Investing in government bonds has become more appealing due to the higher prevailing rates and a reflection of their low-risk status.
Bonds have become an important and rewarding component of an interest-bearing investment portfolio, now offering solid income with very low maturity risk. Bond interest rates are about 4% across most durations so offer a solid portfolio choice in the fixed income category. Some bond capital appreciation will accrue should market interest rates move lower. Term and cash deposits also offer decent interest rates, typically 4% for cash accounts and closer to 5% for longer-dated deposits. If you have a cash account that is currently paying less than 4%, change accounts or change banks.

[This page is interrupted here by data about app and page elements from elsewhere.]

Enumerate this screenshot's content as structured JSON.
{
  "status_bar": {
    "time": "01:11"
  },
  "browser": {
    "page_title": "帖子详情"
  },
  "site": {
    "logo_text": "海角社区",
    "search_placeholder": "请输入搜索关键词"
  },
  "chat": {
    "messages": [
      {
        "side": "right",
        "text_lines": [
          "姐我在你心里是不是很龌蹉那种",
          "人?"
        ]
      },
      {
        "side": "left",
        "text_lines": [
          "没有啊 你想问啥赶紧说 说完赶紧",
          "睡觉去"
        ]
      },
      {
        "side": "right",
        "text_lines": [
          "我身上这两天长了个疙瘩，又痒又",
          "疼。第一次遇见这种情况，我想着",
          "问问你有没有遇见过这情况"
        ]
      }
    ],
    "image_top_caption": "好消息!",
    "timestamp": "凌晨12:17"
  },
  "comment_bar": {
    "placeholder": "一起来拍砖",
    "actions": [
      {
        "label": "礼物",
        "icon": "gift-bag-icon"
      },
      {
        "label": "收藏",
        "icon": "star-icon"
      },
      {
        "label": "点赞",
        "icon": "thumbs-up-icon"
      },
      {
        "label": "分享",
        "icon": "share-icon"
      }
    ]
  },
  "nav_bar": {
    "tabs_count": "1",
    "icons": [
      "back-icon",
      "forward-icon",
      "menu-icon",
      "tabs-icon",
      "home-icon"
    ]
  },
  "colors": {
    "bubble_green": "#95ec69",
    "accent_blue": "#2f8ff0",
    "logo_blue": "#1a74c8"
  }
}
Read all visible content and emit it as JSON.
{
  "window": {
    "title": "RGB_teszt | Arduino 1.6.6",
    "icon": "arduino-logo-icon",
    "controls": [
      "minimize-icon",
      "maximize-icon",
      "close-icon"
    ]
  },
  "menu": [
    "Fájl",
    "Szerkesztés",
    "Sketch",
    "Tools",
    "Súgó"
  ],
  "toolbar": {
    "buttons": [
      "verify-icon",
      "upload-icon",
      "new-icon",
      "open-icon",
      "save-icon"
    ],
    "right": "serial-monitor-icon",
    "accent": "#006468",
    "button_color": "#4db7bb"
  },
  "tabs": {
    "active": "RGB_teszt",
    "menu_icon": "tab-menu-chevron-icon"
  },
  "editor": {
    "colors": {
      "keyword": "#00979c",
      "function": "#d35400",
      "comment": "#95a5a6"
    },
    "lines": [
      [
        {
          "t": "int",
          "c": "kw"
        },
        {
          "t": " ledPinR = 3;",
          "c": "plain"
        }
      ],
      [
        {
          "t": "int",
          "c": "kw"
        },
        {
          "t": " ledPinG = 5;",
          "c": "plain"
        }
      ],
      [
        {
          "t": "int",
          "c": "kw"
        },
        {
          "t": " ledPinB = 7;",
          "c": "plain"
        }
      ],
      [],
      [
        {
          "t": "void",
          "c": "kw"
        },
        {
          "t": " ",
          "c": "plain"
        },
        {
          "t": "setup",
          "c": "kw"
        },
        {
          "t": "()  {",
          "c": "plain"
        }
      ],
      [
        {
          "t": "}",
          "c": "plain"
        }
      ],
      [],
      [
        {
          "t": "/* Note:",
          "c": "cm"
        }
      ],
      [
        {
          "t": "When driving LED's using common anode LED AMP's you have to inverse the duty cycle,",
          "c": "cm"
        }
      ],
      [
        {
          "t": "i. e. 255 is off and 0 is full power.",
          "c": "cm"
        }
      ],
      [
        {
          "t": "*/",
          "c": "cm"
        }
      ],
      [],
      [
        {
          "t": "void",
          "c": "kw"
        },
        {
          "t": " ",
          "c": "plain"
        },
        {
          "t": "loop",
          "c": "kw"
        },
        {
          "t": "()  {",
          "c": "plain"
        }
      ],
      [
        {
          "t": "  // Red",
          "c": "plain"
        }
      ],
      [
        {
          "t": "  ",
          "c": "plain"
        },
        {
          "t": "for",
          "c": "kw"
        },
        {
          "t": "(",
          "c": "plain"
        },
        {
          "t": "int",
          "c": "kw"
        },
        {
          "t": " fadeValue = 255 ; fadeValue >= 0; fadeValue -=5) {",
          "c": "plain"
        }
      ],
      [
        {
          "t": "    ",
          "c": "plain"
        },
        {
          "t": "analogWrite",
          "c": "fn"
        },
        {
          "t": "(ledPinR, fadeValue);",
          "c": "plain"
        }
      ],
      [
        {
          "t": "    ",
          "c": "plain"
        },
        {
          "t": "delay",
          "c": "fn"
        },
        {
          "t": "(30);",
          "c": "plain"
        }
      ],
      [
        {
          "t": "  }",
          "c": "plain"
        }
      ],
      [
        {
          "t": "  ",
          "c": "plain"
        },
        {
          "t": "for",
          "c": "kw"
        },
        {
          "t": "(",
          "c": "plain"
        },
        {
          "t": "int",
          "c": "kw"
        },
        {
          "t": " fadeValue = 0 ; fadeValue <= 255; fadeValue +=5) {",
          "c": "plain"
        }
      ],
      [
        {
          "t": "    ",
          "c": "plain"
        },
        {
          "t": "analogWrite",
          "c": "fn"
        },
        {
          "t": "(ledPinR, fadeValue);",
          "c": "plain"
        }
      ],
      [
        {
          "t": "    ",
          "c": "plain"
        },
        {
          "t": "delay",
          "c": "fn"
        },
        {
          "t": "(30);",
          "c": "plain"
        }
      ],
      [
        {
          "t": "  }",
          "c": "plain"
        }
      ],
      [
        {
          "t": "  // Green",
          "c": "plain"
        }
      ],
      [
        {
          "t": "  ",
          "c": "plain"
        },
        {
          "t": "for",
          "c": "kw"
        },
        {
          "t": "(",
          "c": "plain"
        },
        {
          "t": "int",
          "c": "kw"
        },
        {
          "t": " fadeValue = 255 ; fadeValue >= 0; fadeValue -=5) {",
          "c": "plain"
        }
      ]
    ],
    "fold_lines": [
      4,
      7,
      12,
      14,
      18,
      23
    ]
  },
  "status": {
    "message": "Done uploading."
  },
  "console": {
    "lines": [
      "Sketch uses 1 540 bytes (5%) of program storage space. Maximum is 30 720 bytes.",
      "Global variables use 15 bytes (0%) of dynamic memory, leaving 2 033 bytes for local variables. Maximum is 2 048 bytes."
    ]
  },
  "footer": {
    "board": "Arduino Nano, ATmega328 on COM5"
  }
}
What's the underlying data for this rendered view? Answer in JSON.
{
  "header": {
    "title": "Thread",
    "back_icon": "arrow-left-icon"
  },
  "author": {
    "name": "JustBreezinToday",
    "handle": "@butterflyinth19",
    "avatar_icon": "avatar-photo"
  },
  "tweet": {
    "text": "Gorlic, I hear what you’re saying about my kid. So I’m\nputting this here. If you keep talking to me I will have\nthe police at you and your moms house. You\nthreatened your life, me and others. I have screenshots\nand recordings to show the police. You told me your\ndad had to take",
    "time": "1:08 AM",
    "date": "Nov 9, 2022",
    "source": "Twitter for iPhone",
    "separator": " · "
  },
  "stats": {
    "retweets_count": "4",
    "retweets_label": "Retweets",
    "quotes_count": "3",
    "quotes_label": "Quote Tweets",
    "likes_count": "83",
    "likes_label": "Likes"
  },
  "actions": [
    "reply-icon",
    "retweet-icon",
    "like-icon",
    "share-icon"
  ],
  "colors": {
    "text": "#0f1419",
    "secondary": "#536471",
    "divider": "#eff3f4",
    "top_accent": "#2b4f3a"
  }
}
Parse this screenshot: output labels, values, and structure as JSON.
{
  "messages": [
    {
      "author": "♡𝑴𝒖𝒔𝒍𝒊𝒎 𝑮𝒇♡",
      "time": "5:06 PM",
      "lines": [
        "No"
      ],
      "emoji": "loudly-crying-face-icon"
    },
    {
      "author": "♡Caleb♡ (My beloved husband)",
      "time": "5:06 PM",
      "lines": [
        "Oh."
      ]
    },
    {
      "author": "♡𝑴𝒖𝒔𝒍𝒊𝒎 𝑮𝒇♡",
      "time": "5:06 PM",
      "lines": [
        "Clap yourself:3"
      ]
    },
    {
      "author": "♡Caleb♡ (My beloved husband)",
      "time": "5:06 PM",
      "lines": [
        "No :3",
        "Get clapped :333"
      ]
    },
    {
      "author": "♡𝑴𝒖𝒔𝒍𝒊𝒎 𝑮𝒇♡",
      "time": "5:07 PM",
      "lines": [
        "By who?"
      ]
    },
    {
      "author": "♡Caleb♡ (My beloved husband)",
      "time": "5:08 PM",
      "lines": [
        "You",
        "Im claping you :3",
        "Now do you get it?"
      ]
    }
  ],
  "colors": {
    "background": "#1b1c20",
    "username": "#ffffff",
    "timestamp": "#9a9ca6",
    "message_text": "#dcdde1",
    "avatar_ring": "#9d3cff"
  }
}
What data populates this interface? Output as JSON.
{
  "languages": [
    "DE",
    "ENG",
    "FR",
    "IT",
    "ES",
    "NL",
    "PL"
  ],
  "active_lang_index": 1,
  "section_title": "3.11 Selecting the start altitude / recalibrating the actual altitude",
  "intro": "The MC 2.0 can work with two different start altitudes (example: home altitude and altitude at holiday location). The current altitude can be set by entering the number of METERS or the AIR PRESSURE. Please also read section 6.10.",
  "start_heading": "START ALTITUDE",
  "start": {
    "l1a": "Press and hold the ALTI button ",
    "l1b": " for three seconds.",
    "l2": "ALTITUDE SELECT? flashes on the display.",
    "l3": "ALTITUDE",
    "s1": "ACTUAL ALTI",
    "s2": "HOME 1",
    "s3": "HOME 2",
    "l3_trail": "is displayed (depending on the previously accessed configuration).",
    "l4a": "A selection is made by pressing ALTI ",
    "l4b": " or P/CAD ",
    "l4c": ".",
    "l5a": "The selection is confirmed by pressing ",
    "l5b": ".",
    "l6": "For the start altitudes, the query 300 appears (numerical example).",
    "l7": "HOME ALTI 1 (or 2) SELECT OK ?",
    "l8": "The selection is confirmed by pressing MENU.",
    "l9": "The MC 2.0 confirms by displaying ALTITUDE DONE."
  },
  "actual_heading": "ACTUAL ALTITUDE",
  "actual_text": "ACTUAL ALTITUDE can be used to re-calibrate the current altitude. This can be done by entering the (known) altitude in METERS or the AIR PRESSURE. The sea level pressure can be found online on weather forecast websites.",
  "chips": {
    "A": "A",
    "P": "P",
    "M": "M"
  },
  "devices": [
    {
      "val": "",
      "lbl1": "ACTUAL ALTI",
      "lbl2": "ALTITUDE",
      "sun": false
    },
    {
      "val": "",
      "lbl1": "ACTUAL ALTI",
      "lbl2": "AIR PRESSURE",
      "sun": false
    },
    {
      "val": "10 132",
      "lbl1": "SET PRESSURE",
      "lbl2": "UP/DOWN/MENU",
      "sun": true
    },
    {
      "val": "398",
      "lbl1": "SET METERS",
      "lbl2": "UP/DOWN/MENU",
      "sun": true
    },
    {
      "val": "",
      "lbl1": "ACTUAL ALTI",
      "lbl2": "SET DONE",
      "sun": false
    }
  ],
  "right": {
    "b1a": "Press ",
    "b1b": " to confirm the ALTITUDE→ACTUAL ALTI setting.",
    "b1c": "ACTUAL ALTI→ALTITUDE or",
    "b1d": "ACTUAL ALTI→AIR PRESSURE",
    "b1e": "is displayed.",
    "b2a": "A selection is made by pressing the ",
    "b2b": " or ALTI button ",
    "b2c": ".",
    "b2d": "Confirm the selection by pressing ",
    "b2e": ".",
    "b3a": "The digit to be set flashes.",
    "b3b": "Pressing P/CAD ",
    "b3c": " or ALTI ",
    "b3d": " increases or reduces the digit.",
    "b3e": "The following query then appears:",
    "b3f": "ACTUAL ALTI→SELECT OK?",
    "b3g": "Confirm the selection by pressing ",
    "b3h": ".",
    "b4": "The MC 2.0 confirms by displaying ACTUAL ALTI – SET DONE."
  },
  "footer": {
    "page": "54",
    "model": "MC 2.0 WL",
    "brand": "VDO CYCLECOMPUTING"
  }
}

Private credit has become a popular investment category. Essentially, this is a pool of investor funds loaned to a broad portfolio of corporations. These loans will usually be relatively short term (a few years) and carry some degree of collateral. The manager of the private credit pool will collect interest from their borrowers and pass it through to their investors, after extracting their (sometime significant) fee. Private credit is encroaching on banking territory, and thus will cause some competitive tensions. Investors in private credit pools are seeking high rates of return, the attainment of which requires the manager to charge high interest rates to the borrower. Herein lies the risk – to get an (after fee) 10% return the manager may have to lend to riskier corporate customers, some of whom may default.
Inevitably, in the years ahead, some private credit pool will fail or suffer significant losses, following which investors will flock to the regulator complaining about not having been informed of the risk. Readers of this report have been informed.
The recent rally in share and bond prices has diminished the projected forward return prospect, at least for a short while. It feels like six months of return got compressed into a rapid-fire six weeks. Markets therefore are in pause mode, waiting for a direction setting catalyst, of which there are likely to be plenty of the positive and negative type.
We are watching interest rate and inflation trends, how central banks react, and the degree of ease by which borrowers manage to refinance maturing loans. We are also watching and worrying about geopolitical events, and the electoral mood and swings in the many countries heading to the polls this year.
Our stock market modeling suggests Australian shares to be approximately fair value on a risk-adjusted basis. Corporate profits and dividends should rise this year, so share prices should be positive in most markets, though not without bumpiness. Interest rates probably won’t rise, but from time-to-time the bond market vigilante perspective will prevail and cause sharp gyrations in long-term rates.